• _GOAL OF THE EXERCISE_: In the material below, how many lines include the word "title"? Write only the number.

• _EXCERPTED RECORDS_:
____

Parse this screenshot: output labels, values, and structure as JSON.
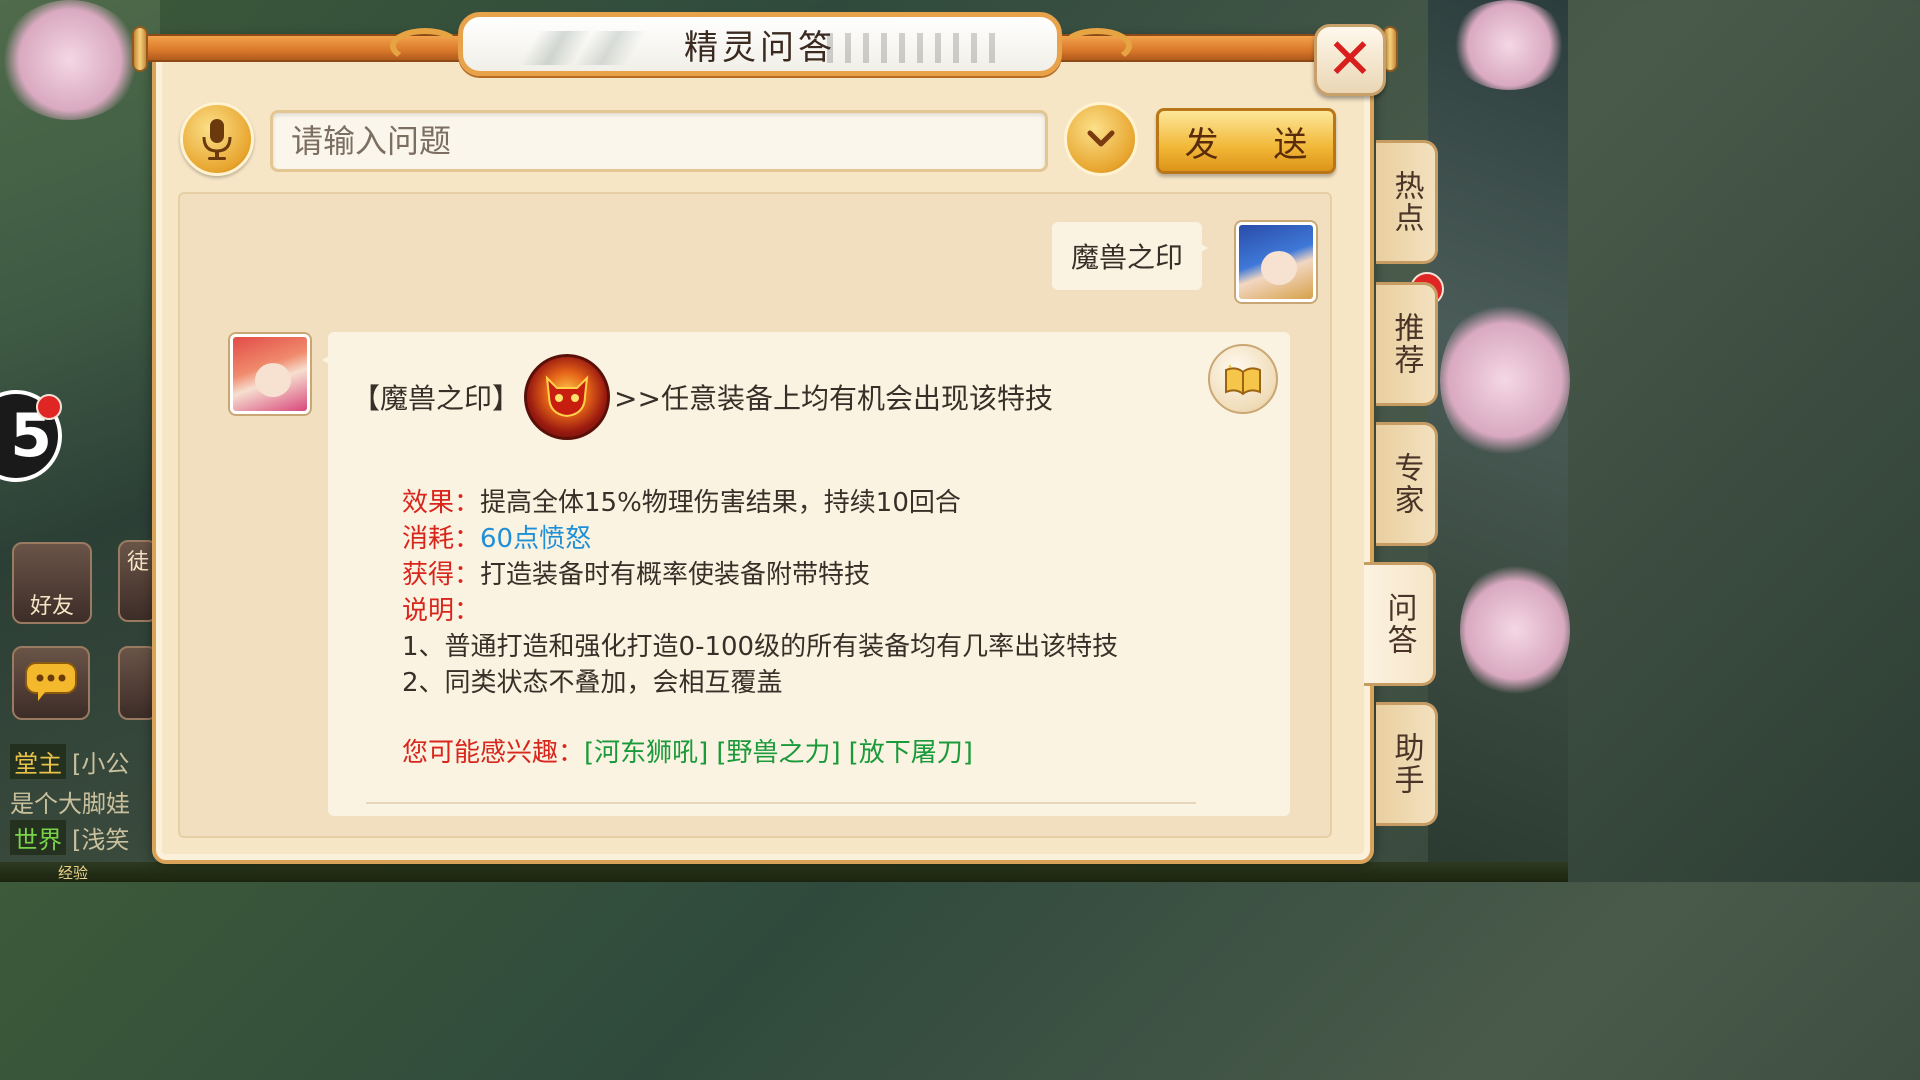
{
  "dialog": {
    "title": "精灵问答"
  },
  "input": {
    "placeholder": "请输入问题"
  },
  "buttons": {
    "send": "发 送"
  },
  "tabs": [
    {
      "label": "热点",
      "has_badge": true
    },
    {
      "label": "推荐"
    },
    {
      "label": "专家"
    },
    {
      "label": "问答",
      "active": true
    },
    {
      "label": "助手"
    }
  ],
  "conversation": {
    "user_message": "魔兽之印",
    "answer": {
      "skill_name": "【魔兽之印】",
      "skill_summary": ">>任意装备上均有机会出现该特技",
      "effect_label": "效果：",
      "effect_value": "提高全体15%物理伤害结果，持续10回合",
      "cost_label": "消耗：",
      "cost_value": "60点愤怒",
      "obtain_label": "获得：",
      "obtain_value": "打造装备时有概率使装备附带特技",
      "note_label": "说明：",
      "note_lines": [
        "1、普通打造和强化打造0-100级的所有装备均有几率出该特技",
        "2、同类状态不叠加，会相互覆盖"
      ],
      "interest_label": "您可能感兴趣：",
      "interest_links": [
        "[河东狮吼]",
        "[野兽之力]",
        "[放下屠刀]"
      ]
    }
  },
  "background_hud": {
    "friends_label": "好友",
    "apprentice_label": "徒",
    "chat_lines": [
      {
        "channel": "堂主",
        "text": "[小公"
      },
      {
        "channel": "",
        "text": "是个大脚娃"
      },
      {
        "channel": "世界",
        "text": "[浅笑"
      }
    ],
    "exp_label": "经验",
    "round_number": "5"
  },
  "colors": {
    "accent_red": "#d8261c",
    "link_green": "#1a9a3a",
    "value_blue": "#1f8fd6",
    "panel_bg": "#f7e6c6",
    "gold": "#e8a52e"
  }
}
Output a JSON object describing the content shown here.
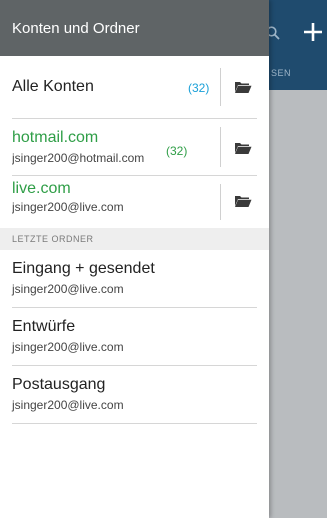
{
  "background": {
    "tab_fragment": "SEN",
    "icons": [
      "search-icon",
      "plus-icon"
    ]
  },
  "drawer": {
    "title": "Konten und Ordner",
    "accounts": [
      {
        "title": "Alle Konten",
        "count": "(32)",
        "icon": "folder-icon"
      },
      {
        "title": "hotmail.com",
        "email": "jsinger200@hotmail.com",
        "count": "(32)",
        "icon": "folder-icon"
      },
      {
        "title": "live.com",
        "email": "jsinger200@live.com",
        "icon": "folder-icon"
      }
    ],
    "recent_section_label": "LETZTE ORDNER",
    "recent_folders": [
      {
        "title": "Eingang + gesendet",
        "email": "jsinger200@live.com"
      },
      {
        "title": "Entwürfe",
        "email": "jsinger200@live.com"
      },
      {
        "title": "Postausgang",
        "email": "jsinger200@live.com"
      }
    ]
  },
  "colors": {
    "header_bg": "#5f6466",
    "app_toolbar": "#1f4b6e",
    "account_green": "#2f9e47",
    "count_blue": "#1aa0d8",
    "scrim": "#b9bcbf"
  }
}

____

• _EXERCISE RESULT_: 8